A Tragic Cycle of CMPD Violence
Much of my life has been marked by certain milestones. I was a junior in high school when Jonathan Ferrell was shot and killed by CMPD officer Randall Kerrick, a freshman in college when Janisha Fonville was shot and killed by CMPD officer Anthony Holzhauer and a sophomore in college when Keith Lamont Scott was shot and killed by CMPD officer Brentley Vinson.
In those same years, I have also seen Charlotteans take for granted Black trans and queer organizers as they put their bodies on the line for Black people over and over again.
Charlotte has a pattern of engagement: A Black person is killed, the city council responds by saying their hands are tied, a charming Black police chief responds by saying that they “engaged in the community” and leaders across the city organize community conversations that leave everyone feeling good about themselves. Everyone walks away apathetic to the legacy of Black death that we have all become accustomed to … until it happens again and the cycle repeats.
CMPD currently receives $290 million of taxpayers dollars — more than 40% of the entire city budget — to target, brutalize, kill, and defend structural property over the safety of the people they are supposed to work for.
The call for defunding police asks that our society create a new common sense, one that asks to trust our communities’ abilities to handle harm. The mass incarceration system does not keep us safe.
Charlotte for Black Futures Demands Change
The newly founded coalition Charlotte For Black Futures, of which I am a partner, has released demands that would begin the process of defunding the police. We have called for the divestment of CMPD from all Charlotte-Mecklenburg Schools, colleges and universities. We also ask that no department salary increases occur with funds from the 2021 Charlotte city budget, but instead that all those funds be used to increase salaries for other city workers, or be put toward affordable housing, reentry programs, transportation, mental health, and other community health and wellness infrastructure.
Lastly, we demand that the city of Charlotte acknowledge and take accountability for our pain and injustice by issuing a proclamation apologizing for their historic role in slavery and the lasting, negative impact of slavery on current generations of Black people and that a board and task force be created to explore monetary reparations for Black individuals in Charlotte.
A Charlotte that is actually invested in prioritizing Black life will be one that is able to face the hard truths. It will be a Charlotte with the political will to show up for Black people in tangible ways. That requires us to be brave regardless of how it may implicate ourselves and our culpability in the new world we need to build.
As a thriving center for business, cultural production, and commerce, Charlotte has been largely left out of the national conversation on police violence.

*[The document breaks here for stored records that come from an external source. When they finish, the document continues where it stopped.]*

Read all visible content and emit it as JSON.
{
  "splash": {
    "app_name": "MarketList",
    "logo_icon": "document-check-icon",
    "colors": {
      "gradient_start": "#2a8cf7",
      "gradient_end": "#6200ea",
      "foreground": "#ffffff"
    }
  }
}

Charlotte is burdened with the crutch of white liberals and Black politicians focused on protecting their positions as beacons of social change rather than the safety of Black people.
In order to see a day where the police stop targeting and killing Black people, it requires us to look at abolition, not as a catch-all but a way of seeing a world in which we address Charlotte’s internalized white superiority head-on.
If not, we are doomed to repeat the same mistakes, at the price of Black people’s lives, and the blood will remain on our hands.